What is conductive hearing loss?
Conductive hearing loss happens when there is a blockage of some kind in the outer or middle ear that prevents sound from properly passing through to the inner ear. You can experience it in one or both ears.
Symptoms of conductive hearing loss
In a similar way to if you were wearing ear plugs, or covering your ears, conductive hearing loss affects the way we perceive sound levels. So you might find it sounds like everything is muffled, or just quieter than normal.
Other symptoms of conductive hearing loss include:
- The loudness of the sound diminishes but not the clarity
- Trouble hearing conversations
- Difficulty perceiving quiet sounds
- Obvious differences in hearing in each ear
- A feeling of pressure or discomfort
- A difference in how your voice sounds to you
- You feel that your own voice sounds different
You’ll find that speech is clear and there’s no distortion, but it just needs to be louder for you to properly hear.
Flat hearing loss
Flat hearing loss is one type of conductive hearing loss where your test results will show a ‘flat loss’, which means that your hearing is affected at all frequencies.
The symptoms of flat hearing loss include:
- Not being able to hear low tones, often associated with tinnitus
- Your own voice sounding very loud
- Perforated eardrum — a tear or hole in the eardrum
- Ear malformation — Congenital abnormal development can lead to structural defects of the outer and middle ears that lead to conductive hearing loss in children
- Eustachian tube dysfunction — a condition that affects the tubes connecting the ear to the throat
- Abnormal growths — non-cancerous growths can sometimes develop in the ear canal, which makes it much narrower and more likely to cause obstructions. These are commonly present at birth or develop from repeated ear infections

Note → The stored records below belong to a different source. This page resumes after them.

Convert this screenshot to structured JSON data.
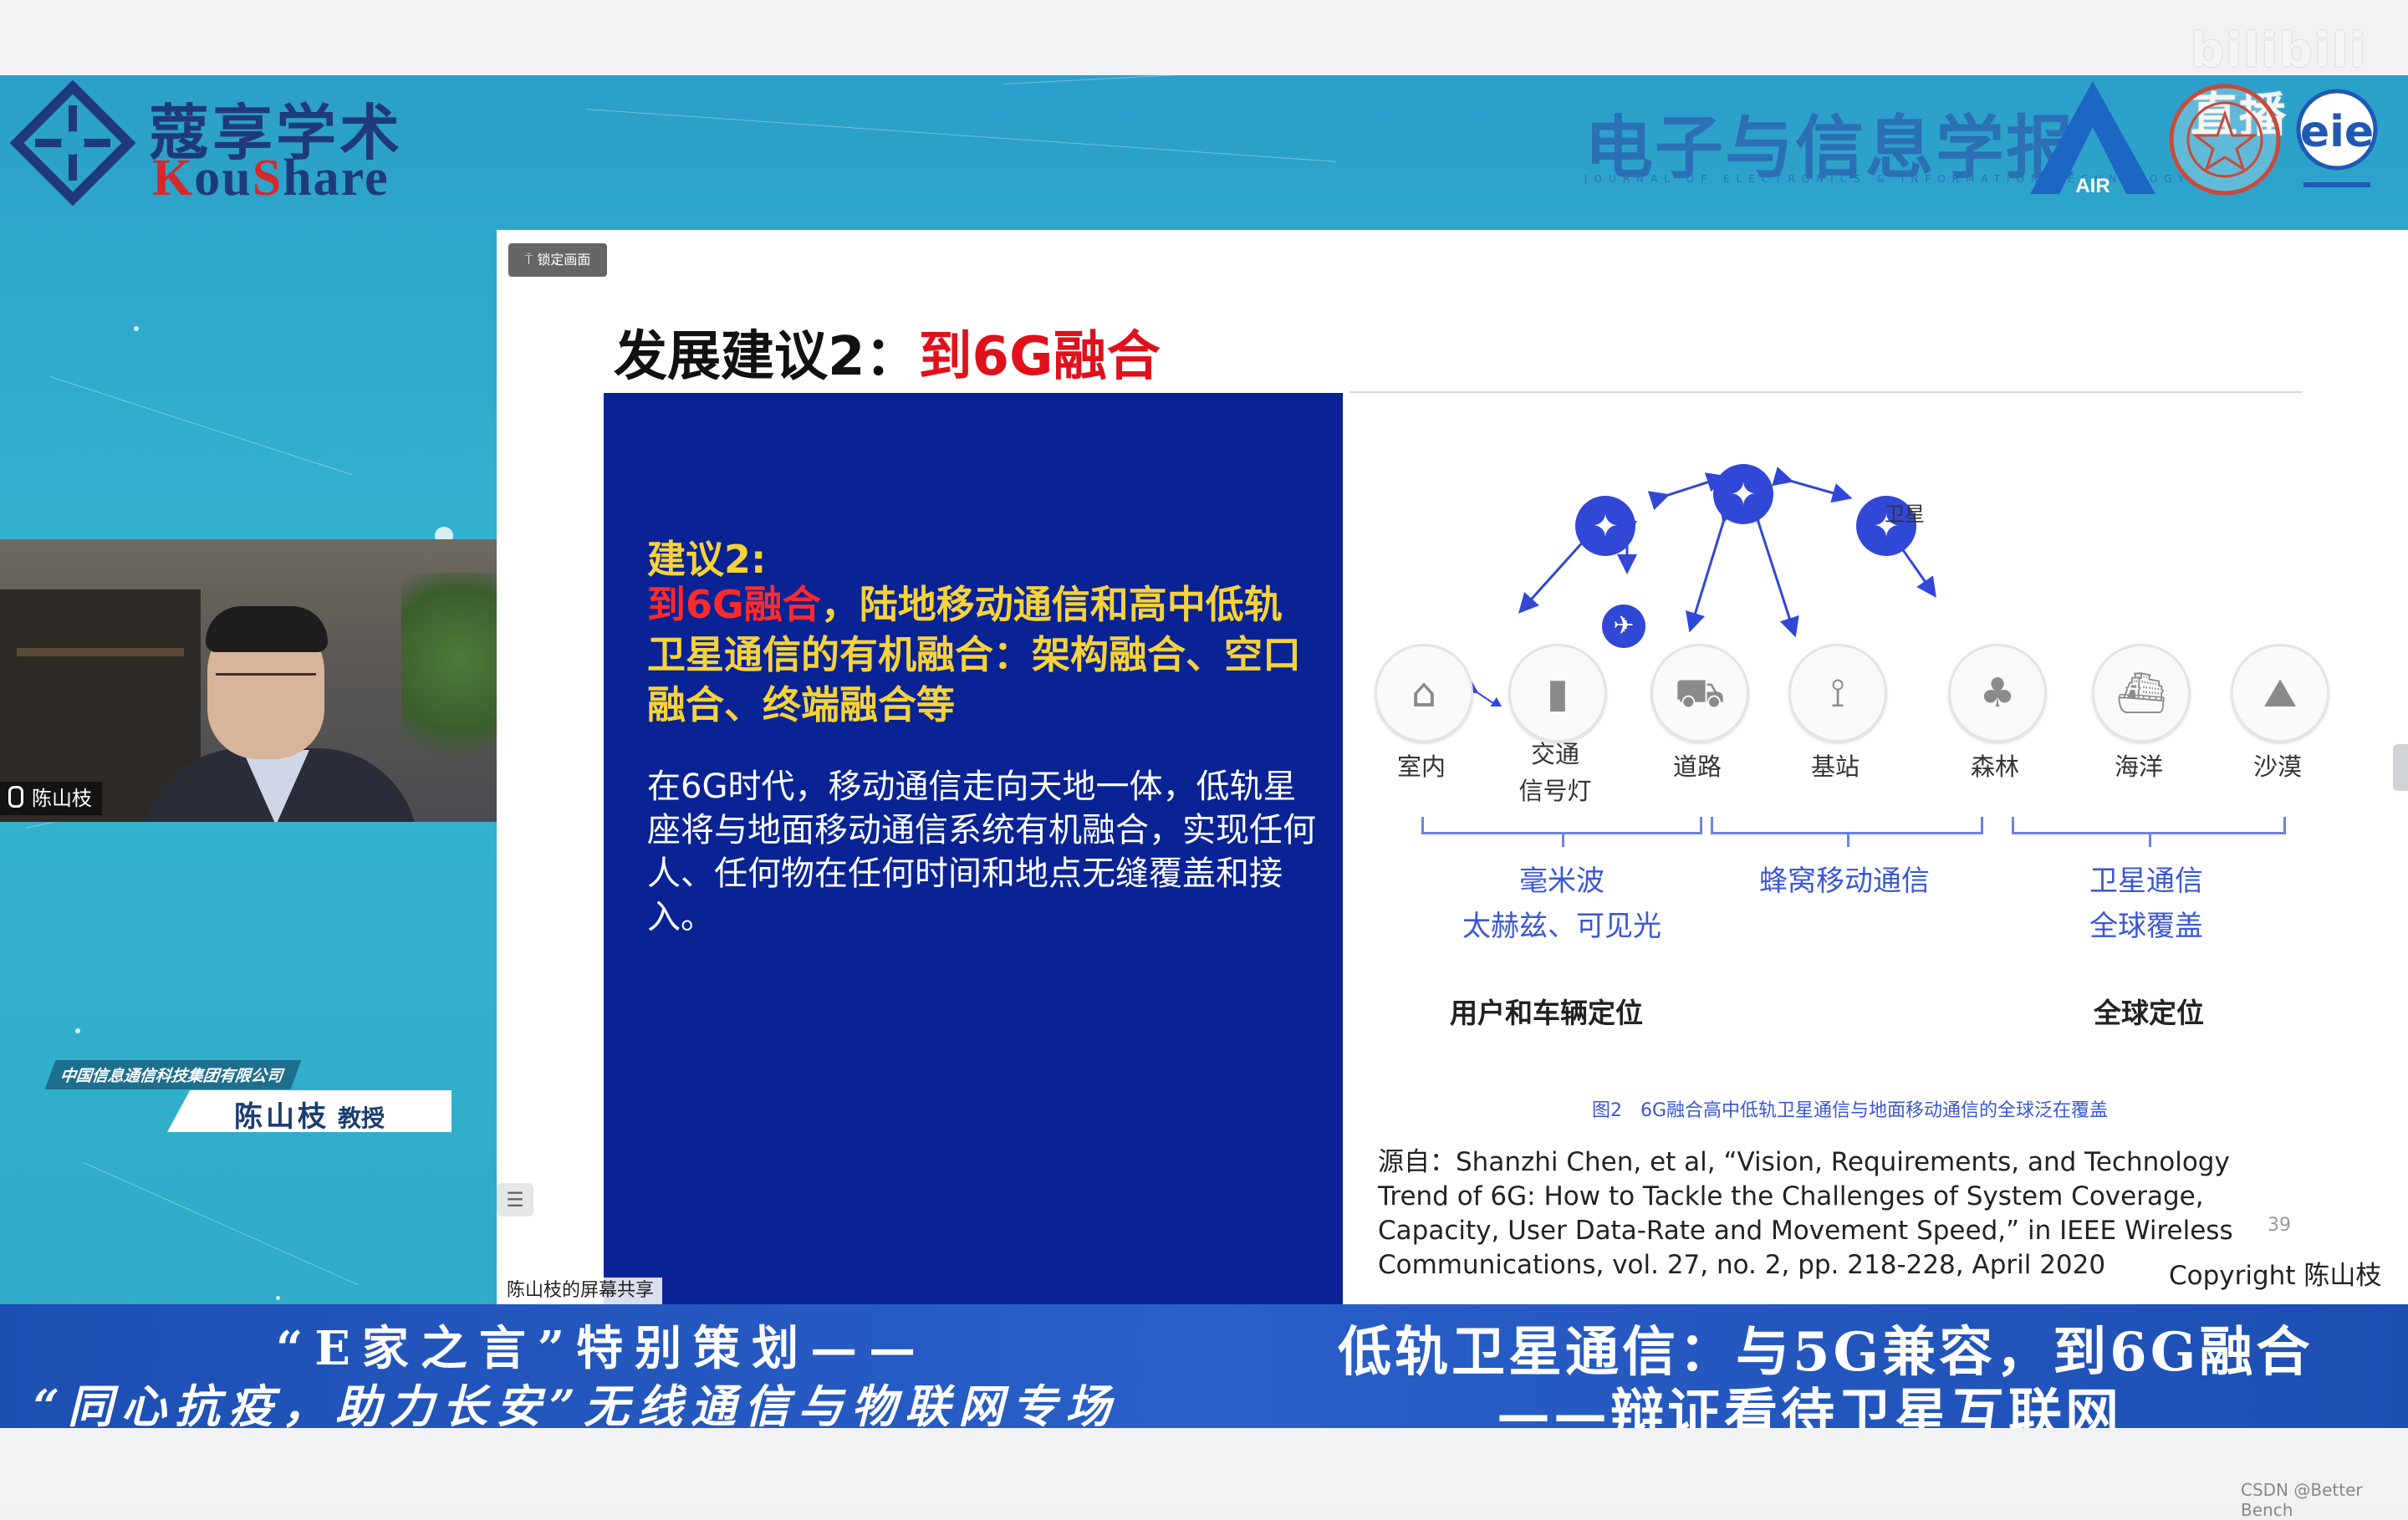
{
  "watermark": "bilibili 直播",
  "header": {
    "logo_cn": "蔻享学术",
    "logo_en_k": "K",
    "logo_en_ou": "ou",
    "logo_en_s": "S",
    "logo_en_hare": "hare",
    "journal_title": "电子与信息学报",
    "journal_subtitle": "JOURNAL OF ELECTRONICS & INFORMATION TECHNOLOGY",
    "air_label": "AIR"
  },
  "video": {
    "name": "陈山枝"
  },
  "name_tag": {
    "company": "中国信息通信科技集团有限公司",
    "name": "陈山枝",
    "title": "教授"
  },
  "slide": {
    "pin_button": "锁定画面",
    "title_prefix": "发展建议2：",
    "title_red": "到6G融合",
    "label": "建议2:",
    "head_red": "到6G融合",
    "head_rest": "，陆地移动通信和高中低轨卫星通信的有机融合：架构融合、空口融合、终端融合等",
    "body": "在6G时代，移动通信走向天地一体，低轨星座将与地面移动通信系统有机融合，实现任何人、任何物在任何时间和地点无缝覆盖和接入。",
    "diagram": {
      "sat_label": "卫星",
      "categories": [
        "室内",
        "交通\n信号灯",
        "道路",
        "基站",
        "森林",
        "海洋",
        "沙漠"
      ],
      "tech1_line1": "毫米波",
      "tech1_line2": "太赫兹、可见光",
      "tech2": "蜂窝移动通信",
      "tech3_line1": "卫星通信",
      "tech3_line2": "全球覆盖",
      "loc1": "用户和车辆定位",
      "loc2": "全球定位"
    },
    "figure_caption": "图2　6G融合高中低轨卫星通信与地面移动通信的全球泛在覆盖",
    "source": "源自：Shanzhi Chen, et al, “Vision, Requirements, and Technology Trend of 6G: How to Tackle the Challenges of System Coverage, Capacity, User Data-Rate and Movement Speed,” in IEEE Wireless Communications, vol. 27, no. 2, pp. 218-228, April 2020",
    "page_number": "39",
    "copyright": "Copyright 陈山枝"
  },
  "share_label": "陈山枝的屏幕共享",
  "banner": {
    "left_line1": "“E家之言”特别策划——",
    "left_line2": "“同心抗疫，助力长安”无线通信与物联网专场",
    "right_line1": "低轨卫星通信：与5G兼容，到6G融合",
    "right_line2": "——辩证看待卫星互联网"
  },
  "footer_credit": "CSDN @Better Bench",
  "colors": {
    "slide_blue": "#0a2394",
    "accent_yellow": "#f5d23b",
    "accent_red": "#e0111b",
    "banner_blue": "#1d4fb3"
  }
}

- Otosclerosis — The hardening of the middle ear structure, or otosclerosis, affects about 1% of the population. Surgery can usually correct this condition; you can find more information on this further down the article.

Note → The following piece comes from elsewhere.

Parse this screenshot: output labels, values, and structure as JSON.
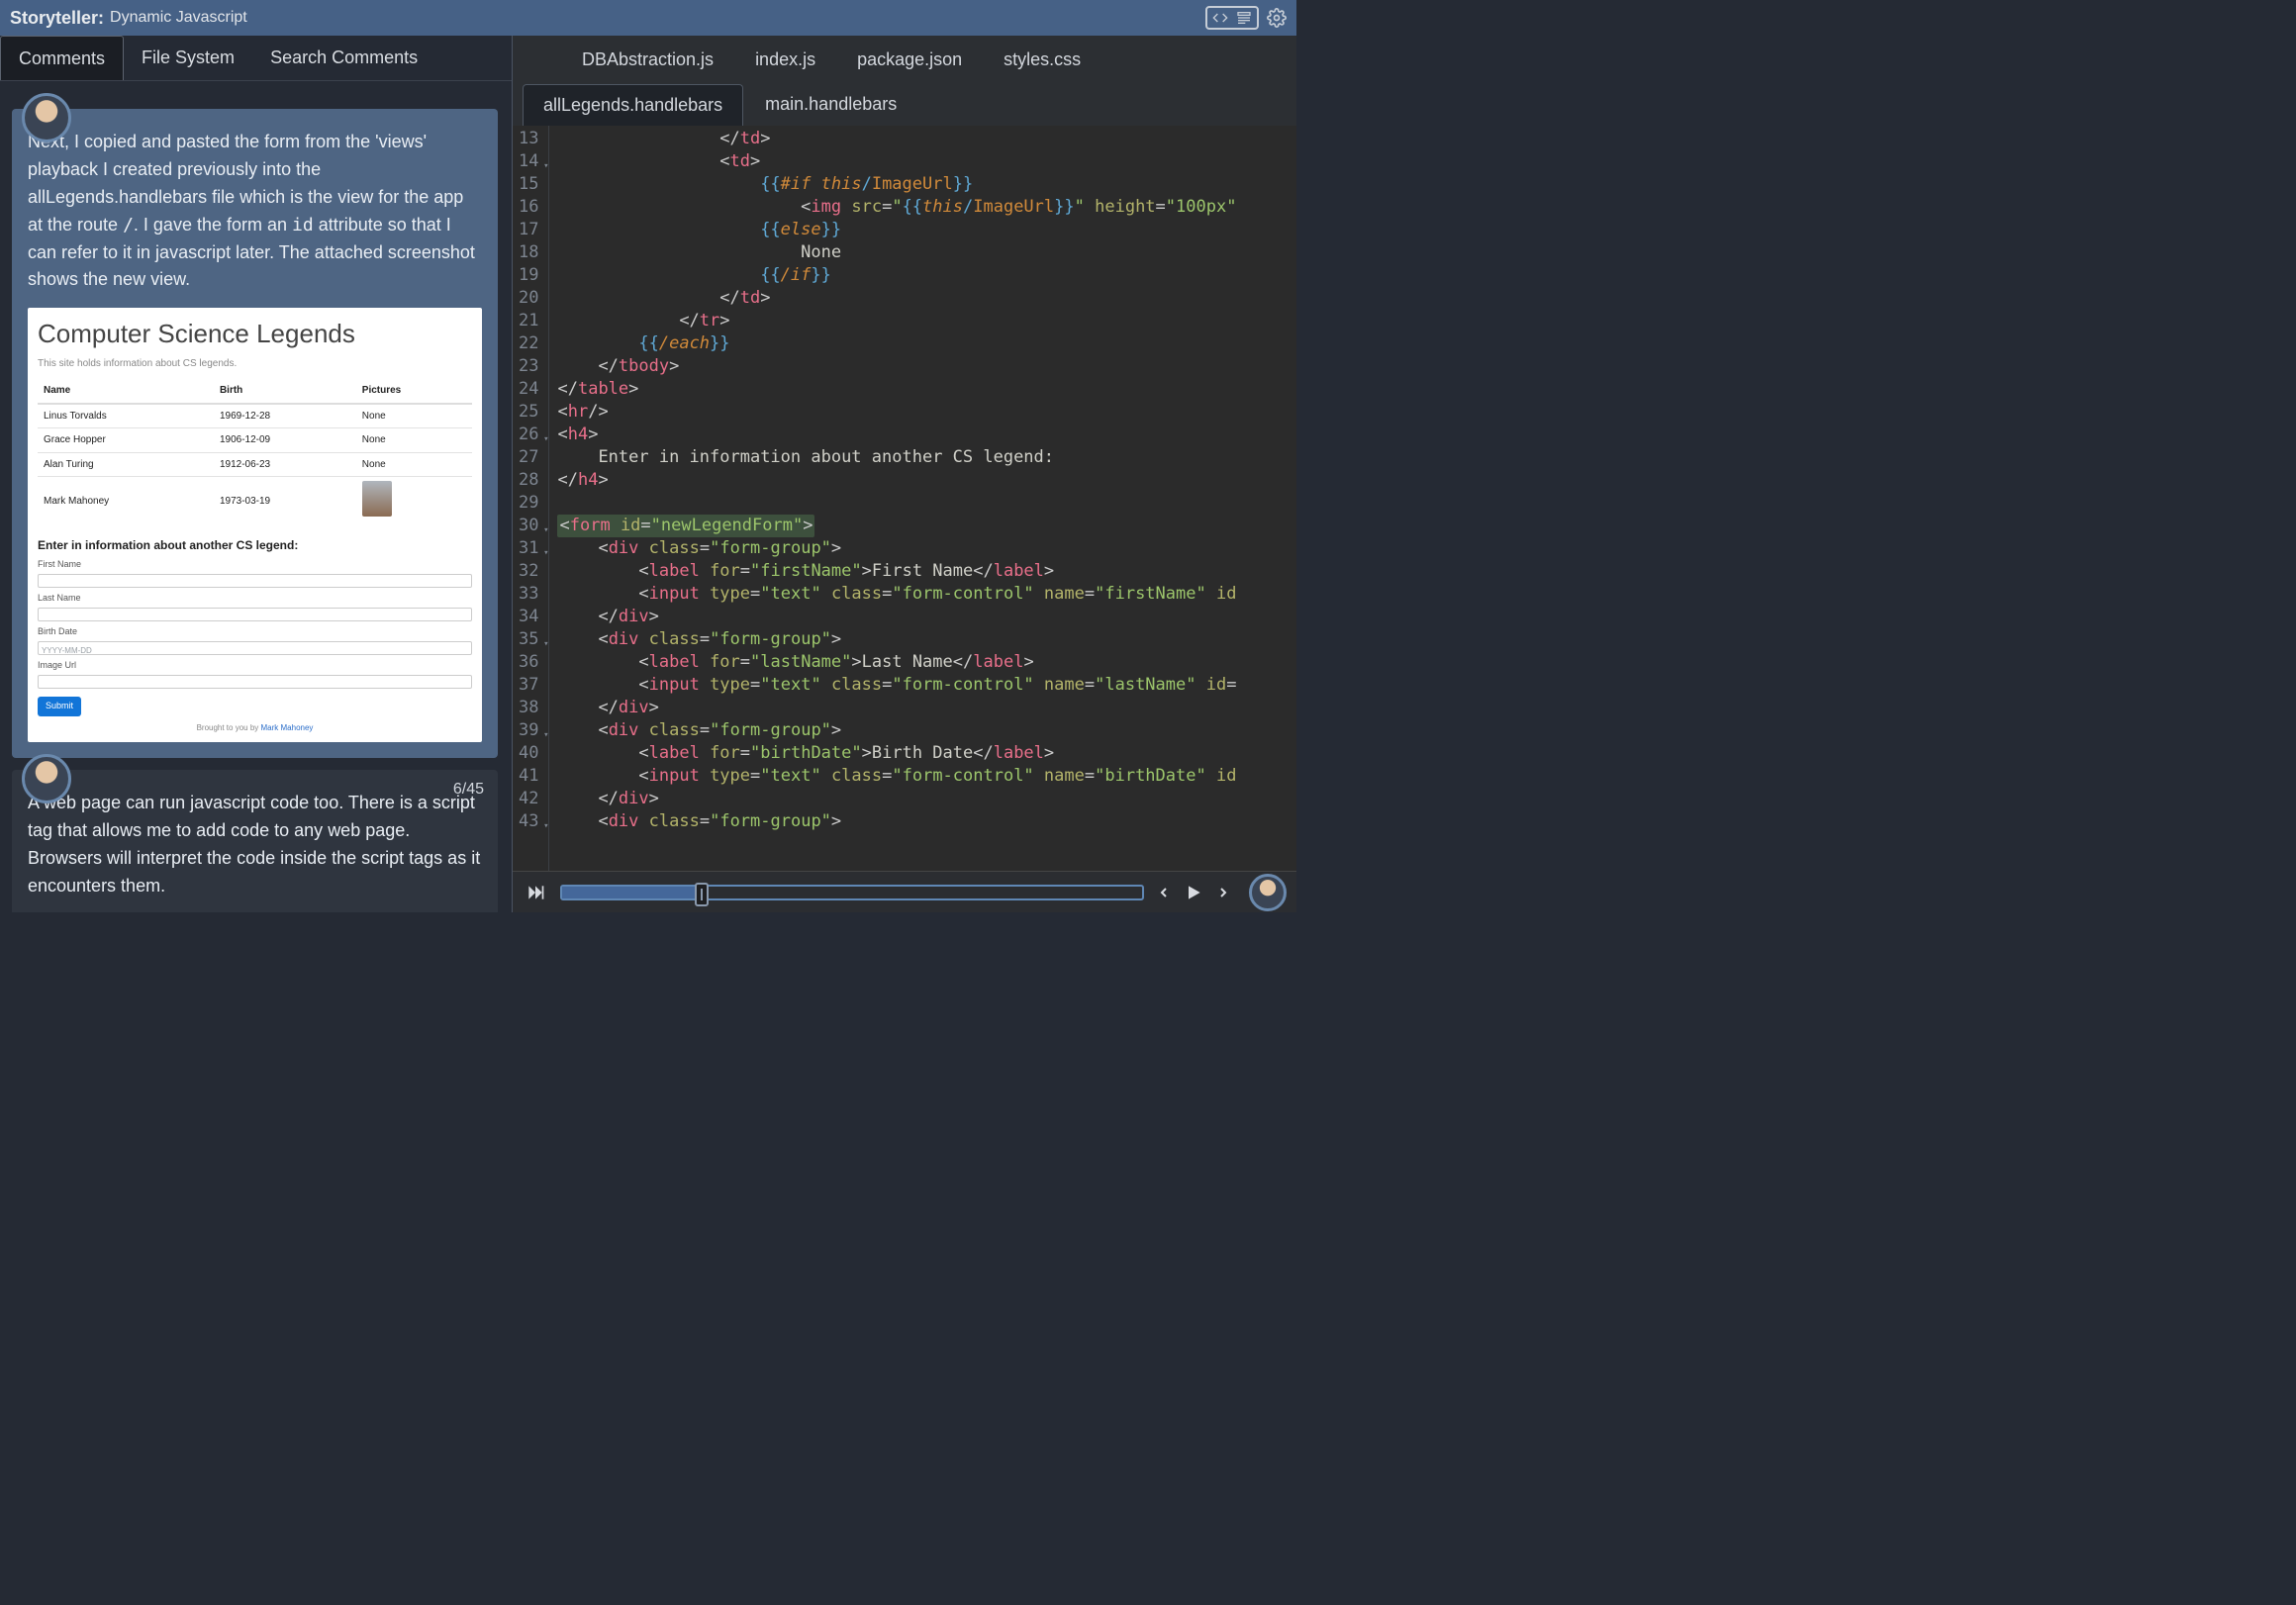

Diagnosis for conductive hearing loss
Due to the variety of potential causes, conductive hearing loss might be diagnosed by either a GP or an audiologist.
They’ll ask you about your hearing loss and about any other symptoms you might have, as well as your history. They will also examine your ears and check for any signs of infection, damage or blockage in the ear using an instrument called an otoscope.
They might also choose to carry out an audiogram and tympanogram. An audiogram tests for hearing loss, whereas a tympanogram tests the pressure within the ear by measuring how mobile the eardrum is. If there is a change in the pressure, then it will affect how the sound is conducted through the ear.
In a similar way to diagnosing sensorineural hearing loss, some tests will be conducted using a tuning fork, known as the Weber and Rinne tests.
Treatment for conductive hearing loss
Most cases of conductive hearing loss are temporary and generally can be sorted out by treating the underlying condition. For example, removing the foreign body from the ear, taking antibiotics or medication for an ear infection, or clearing away impacted earwax may be all it takes to restore hearing — you can book an earwax removal appointment here.
In some cases, people may benefit from wearing hearing aids to amplify quiet sounds. There is also a surgical option for some people to treat their conductive hearing loss, for example if it is due to a growth in the ear canal.
If you’re prone to ear infections and they are a recurring issue, as often happens in children, your doctor may offer you a type of surgery where a small tube (known as a grommet or pressure equalisation tube) will be placed across the eardrum to help fluid drain from the middle ear to the eardrum and help prevent build-up.
- Le saux N, Robinson J.L., Management of acute otitis media in children six months of age and older, Paediatr Child Health, 2016;21(1):39-50.